◆ **The problem**
Copy, from the data below, every line that has "pull" in it.

*** Opening of Source data ***

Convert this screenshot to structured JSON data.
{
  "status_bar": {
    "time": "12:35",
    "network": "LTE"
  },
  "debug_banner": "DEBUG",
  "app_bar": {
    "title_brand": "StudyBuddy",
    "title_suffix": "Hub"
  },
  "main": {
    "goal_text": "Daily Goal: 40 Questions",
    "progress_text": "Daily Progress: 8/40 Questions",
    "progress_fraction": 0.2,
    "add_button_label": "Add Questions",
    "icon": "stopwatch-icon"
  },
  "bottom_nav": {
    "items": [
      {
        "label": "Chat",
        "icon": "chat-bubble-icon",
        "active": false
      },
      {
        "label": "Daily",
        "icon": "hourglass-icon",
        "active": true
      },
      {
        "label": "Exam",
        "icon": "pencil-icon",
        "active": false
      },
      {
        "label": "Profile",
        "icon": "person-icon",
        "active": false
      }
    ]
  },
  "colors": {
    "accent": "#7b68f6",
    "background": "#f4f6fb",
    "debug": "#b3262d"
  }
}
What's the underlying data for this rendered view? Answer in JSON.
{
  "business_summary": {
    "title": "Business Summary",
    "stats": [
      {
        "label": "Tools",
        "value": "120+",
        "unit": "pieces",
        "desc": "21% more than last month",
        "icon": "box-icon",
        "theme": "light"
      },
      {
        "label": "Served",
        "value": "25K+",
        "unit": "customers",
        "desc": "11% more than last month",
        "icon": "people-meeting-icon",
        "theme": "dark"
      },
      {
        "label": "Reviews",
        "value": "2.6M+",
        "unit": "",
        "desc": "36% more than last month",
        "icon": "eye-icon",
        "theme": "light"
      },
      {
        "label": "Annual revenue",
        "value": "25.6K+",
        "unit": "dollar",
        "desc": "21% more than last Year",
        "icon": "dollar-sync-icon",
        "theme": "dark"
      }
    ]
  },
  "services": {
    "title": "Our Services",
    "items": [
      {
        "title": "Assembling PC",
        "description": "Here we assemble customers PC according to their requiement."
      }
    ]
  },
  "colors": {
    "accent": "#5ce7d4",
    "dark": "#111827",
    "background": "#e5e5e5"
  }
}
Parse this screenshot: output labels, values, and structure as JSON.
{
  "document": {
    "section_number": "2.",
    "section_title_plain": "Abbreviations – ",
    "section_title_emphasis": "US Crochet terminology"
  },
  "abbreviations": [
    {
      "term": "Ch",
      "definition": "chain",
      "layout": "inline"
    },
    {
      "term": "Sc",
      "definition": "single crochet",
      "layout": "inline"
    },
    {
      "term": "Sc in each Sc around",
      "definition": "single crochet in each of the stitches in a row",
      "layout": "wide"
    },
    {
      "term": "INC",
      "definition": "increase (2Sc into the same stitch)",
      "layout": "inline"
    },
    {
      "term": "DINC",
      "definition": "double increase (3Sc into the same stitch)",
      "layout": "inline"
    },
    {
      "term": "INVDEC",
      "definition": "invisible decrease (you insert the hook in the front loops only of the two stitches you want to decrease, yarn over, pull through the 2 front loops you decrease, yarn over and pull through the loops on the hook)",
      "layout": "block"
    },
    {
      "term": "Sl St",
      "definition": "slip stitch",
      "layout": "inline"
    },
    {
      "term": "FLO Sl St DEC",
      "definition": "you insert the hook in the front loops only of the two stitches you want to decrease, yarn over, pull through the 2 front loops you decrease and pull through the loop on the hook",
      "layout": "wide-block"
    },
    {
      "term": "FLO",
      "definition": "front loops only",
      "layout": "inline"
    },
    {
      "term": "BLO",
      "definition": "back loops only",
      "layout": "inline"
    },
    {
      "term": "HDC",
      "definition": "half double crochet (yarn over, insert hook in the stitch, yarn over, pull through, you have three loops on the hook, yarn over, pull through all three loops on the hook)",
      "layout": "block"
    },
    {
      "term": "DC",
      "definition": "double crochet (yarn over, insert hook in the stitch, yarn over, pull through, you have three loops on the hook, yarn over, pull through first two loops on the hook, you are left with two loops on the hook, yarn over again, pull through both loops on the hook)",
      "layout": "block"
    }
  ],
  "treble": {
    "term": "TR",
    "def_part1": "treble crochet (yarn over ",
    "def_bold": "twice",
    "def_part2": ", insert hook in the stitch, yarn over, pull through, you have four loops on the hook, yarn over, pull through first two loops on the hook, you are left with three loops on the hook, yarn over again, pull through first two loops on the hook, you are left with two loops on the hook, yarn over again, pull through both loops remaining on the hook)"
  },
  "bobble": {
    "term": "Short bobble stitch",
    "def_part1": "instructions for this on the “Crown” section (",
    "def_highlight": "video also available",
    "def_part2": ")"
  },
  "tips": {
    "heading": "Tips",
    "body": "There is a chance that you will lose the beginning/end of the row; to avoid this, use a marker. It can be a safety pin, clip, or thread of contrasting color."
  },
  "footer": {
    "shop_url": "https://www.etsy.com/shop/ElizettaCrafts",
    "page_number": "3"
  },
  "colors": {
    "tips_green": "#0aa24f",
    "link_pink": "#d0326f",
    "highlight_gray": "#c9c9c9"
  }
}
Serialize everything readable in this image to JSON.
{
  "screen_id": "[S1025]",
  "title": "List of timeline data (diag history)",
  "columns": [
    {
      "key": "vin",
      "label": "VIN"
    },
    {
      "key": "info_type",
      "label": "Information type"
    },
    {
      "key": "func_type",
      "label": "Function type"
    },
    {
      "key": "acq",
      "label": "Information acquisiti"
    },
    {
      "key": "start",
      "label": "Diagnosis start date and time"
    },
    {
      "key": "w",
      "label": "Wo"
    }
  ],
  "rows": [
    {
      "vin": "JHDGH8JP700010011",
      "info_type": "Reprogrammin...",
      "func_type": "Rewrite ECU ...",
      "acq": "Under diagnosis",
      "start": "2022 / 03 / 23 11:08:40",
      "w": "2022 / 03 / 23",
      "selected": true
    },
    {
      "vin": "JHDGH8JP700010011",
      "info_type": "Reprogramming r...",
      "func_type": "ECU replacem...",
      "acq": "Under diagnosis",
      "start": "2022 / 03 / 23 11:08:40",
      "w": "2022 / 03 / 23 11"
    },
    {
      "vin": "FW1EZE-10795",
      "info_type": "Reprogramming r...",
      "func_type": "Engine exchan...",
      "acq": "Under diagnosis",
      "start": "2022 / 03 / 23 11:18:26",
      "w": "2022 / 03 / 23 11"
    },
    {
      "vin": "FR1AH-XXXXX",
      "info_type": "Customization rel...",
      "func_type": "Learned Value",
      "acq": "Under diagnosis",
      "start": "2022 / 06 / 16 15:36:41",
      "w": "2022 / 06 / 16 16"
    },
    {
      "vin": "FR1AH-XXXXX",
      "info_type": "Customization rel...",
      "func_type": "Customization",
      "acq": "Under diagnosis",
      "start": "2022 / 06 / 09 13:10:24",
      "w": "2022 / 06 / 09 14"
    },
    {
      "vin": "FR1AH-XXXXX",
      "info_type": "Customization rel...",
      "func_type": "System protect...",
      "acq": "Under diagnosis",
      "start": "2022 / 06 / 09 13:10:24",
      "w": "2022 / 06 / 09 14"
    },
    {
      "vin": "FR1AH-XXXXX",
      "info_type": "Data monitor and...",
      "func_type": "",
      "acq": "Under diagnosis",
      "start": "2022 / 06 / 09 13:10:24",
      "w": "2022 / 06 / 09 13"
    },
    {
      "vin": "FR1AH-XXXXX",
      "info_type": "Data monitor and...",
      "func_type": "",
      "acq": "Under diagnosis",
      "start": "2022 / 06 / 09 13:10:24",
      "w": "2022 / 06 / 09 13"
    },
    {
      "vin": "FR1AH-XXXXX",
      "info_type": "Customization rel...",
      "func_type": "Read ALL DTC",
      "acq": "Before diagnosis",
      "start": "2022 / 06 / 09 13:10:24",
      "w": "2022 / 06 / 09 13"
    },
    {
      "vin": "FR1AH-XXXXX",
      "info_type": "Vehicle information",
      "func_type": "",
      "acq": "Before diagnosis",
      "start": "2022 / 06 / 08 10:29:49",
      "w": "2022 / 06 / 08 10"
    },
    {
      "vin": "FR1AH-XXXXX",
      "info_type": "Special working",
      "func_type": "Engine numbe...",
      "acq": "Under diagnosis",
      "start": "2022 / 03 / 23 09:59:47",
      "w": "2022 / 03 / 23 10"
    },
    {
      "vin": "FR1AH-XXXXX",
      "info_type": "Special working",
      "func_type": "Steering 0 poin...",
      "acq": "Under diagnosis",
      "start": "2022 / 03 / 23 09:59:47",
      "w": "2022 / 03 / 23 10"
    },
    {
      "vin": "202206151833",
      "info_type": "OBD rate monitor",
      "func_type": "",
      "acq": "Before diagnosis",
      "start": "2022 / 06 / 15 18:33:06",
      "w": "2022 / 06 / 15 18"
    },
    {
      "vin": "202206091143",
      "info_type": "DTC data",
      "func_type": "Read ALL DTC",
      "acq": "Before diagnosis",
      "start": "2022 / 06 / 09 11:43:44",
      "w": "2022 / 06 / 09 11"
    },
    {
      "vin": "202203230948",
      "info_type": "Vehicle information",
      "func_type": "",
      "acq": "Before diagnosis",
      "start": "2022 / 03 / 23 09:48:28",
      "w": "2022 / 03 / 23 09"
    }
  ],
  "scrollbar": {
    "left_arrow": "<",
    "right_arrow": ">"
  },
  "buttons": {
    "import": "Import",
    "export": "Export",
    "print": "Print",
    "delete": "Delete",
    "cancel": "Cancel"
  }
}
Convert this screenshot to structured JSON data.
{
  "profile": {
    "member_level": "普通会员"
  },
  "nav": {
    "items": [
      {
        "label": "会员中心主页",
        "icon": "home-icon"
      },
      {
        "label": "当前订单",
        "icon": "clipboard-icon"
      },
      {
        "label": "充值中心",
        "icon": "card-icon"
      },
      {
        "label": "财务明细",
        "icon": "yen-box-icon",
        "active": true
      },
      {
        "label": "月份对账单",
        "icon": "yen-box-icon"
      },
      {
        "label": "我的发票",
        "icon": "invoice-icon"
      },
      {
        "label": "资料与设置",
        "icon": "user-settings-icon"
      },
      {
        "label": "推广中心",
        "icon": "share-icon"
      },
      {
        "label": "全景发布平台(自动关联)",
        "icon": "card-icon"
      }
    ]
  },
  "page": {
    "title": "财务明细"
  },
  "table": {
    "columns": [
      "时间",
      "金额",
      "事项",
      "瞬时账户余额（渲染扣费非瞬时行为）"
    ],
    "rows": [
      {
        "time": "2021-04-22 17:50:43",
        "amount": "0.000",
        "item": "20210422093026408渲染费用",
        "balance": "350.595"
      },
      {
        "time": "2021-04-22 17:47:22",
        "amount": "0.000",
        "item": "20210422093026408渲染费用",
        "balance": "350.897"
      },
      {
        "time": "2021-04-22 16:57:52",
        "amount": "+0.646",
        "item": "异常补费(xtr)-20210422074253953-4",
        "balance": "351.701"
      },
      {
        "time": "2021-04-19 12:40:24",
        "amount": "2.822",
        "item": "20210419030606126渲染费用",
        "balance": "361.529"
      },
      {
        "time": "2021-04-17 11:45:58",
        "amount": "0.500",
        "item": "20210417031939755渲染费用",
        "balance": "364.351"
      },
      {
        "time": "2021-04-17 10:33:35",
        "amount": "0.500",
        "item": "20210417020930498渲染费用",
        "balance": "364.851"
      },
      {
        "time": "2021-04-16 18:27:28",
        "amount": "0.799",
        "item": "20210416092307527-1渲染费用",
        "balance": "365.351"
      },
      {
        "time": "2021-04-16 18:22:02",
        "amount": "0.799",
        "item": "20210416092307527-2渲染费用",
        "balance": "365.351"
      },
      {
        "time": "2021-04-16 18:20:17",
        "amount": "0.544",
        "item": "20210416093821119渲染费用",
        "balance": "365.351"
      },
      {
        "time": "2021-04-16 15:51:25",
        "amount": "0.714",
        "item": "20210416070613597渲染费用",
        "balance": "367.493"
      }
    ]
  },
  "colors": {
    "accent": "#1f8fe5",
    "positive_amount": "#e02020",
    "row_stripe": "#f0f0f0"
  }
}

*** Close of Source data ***

◆ **Solved problem**
      "definition": "invisible decrease (you insert the hook in the front loops only of the two stitches you want to decrease, yarn over, pull through the 2 front loops you decrease, yarn over and pull through the loops on the hook)",
      "definition": "you insert the hook in the front loops only of the two stitches you want to decrease, yarn over, pull through the 2 front loops you decrease and pull through the loop on the hook",
      "definition": "half double crochet (yarn over, insert hook in the stitch, yarn over, pull through, you have three loops on the hook, yarn over, pull through all three loops on the hook)",
      "definition": "double crochet (yarn over, insert hook in the stitch, yarn over, pull through, you have three loops on the hook, yarn over, pull through first two loops on the hook, you are left with two loops on the hook, yarn over again, pull through both loops on the hook)",
    "def_part2": ", insert hook in the stitch, yarn over, pull through, you have four loops on the hook, yarn over, pull through first two loops on the hook, you are left with three loops on the hook, yarn over again, pull through first two loops on the hook, you are left with two loops on the hook, yarn over again, pull through both loops remaining on the hook)"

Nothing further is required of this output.